Dataset entries
━━━━━━━━━━━━━━━━

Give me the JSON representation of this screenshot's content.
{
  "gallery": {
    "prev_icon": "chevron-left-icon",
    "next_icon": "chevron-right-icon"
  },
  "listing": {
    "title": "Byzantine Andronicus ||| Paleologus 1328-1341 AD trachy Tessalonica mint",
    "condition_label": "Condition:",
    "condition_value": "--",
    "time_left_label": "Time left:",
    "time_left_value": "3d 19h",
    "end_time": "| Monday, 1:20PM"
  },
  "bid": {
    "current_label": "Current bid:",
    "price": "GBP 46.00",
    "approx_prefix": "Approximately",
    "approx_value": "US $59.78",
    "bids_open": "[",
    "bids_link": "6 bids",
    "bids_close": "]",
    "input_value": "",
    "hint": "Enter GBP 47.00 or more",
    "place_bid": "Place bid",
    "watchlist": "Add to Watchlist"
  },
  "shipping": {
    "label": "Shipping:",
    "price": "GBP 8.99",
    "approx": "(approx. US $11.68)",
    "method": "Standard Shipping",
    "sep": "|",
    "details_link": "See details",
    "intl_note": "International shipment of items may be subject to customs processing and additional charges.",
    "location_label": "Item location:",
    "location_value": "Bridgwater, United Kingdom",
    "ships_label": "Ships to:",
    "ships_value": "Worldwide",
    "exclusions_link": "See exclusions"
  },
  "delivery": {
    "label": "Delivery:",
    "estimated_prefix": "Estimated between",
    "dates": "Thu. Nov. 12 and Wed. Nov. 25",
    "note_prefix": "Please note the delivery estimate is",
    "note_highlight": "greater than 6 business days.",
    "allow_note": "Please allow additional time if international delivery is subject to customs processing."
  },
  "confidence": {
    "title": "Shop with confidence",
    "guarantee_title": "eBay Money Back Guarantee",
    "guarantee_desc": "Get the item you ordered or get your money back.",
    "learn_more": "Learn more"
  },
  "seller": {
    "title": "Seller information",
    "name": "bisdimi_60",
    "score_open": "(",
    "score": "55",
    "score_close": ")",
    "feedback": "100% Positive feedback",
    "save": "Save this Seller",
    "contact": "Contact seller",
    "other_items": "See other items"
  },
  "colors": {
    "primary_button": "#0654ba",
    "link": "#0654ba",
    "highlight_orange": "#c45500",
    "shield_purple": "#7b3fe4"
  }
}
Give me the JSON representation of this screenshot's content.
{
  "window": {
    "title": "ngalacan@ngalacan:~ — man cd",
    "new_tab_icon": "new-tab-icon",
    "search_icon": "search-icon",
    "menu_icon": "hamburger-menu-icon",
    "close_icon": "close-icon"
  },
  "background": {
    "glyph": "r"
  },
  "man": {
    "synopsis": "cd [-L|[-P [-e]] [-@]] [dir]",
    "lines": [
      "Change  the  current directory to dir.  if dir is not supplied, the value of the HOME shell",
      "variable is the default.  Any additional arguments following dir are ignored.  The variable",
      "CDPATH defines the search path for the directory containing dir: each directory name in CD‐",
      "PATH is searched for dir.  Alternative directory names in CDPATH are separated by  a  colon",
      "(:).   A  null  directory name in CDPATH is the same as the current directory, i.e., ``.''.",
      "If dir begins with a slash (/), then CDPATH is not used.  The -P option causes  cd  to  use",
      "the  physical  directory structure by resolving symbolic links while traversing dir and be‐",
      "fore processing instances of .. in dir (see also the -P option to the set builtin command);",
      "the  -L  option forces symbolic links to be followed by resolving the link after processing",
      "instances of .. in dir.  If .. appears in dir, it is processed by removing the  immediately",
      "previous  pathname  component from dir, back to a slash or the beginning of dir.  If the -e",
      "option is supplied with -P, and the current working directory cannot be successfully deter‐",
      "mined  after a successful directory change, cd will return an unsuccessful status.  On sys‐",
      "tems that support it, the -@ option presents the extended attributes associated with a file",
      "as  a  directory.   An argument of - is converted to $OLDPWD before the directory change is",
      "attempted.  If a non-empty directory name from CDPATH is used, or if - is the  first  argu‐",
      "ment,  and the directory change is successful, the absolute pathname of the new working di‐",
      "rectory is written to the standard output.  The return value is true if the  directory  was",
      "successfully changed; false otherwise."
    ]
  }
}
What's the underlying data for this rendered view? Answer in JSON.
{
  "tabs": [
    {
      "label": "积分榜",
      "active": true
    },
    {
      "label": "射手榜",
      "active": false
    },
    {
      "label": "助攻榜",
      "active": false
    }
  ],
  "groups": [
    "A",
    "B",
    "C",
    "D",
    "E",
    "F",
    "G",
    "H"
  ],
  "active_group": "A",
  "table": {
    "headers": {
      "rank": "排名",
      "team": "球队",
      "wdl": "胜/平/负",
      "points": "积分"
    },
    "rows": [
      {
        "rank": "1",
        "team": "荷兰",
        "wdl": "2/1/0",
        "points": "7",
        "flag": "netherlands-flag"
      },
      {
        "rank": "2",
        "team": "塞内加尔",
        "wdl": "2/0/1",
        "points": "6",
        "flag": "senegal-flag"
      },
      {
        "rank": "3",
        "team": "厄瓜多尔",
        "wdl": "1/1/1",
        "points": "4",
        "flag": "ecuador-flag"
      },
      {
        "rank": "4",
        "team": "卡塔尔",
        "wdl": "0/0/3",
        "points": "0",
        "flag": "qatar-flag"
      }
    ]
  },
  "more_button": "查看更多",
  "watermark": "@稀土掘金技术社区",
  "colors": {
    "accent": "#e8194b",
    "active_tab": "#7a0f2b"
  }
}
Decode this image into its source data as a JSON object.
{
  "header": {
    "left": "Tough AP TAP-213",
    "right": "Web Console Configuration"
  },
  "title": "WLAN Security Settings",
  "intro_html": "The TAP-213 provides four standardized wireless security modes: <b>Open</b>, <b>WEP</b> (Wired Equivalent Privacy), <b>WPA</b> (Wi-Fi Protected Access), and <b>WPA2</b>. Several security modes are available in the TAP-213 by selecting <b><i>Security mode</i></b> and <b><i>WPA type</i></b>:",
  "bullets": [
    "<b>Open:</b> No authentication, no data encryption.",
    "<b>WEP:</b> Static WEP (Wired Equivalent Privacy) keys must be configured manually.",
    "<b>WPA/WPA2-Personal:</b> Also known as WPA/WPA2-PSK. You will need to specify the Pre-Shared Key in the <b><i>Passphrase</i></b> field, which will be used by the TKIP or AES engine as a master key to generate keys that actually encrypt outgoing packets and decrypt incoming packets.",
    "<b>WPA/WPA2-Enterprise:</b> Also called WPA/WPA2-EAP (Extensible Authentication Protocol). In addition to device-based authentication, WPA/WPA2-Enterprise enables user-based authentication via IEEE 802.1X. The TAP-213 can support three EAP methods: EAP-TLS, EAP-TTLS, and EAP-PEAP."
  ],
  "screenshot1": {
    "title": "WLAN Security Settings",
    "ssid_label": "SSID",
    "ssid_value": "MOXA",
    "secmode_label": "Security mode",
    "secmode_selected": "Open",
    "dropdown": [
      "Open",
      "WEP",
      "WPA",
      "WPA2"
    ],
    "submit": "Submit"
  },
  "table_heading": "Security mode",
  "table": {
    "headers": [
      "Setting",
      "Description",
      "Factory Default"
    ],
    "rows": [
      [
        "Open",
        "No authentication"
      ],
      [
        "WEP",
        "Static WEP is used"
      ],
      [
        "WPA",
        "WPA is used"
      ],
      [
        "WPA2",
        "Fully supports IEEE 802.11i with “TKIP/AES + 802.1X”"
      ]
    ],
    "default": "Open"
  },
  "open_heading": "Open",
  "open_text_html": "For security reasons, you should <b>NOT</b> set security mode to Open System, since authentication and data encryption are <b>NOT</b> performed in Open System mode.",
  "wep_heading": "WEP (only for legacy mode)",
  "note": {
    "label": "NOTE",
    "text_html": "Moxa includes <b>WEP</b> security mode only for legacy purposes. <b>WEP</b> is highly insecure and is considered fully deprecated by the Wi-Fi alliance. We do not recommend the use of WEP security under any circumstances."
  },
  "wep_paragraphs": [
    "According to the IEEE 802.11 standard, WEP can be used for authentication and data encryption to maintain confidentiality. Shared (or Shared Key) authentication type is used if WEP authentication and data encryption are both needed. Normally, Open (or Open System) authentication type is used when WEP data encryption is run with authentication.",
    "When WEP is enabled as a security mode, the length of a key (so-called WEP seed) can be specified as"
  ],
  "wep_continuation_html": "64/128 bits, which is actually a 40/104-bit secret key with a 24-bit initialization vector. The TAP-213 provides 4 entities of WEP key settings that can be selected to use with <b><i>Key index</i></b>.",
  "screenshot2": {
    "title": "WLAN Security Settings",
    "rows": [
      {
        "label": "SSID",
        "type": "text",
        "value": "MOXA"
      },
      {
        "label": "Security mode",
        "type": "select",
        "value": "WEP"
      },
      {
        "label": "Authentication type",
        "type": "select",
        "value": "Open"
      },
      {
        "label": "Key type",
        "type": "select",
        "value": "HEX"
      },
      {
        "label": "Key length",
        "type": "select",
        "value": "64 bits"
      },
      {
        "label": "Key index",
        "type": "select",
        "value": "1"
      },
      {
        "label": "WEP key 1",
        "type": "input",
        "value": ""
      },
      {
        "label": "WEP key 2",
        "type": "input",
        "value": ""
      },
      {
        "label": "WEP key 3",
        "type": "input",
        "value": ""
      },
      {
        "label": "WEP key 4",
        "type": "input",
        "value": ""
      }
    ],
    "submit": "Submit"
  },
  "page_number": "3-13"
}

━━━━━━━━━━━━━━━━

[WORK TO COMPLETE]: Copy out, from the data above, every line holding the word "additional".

[ANSWER SPACE]:
    "intl_note": "International shipment of items may be subject to customs processing and additional charges.",
    "allow_note": "Please allow additional time if international delivery is subject to customs processing."
      "variable is the default.  Any additional arguments following dir are ignored.  The variable",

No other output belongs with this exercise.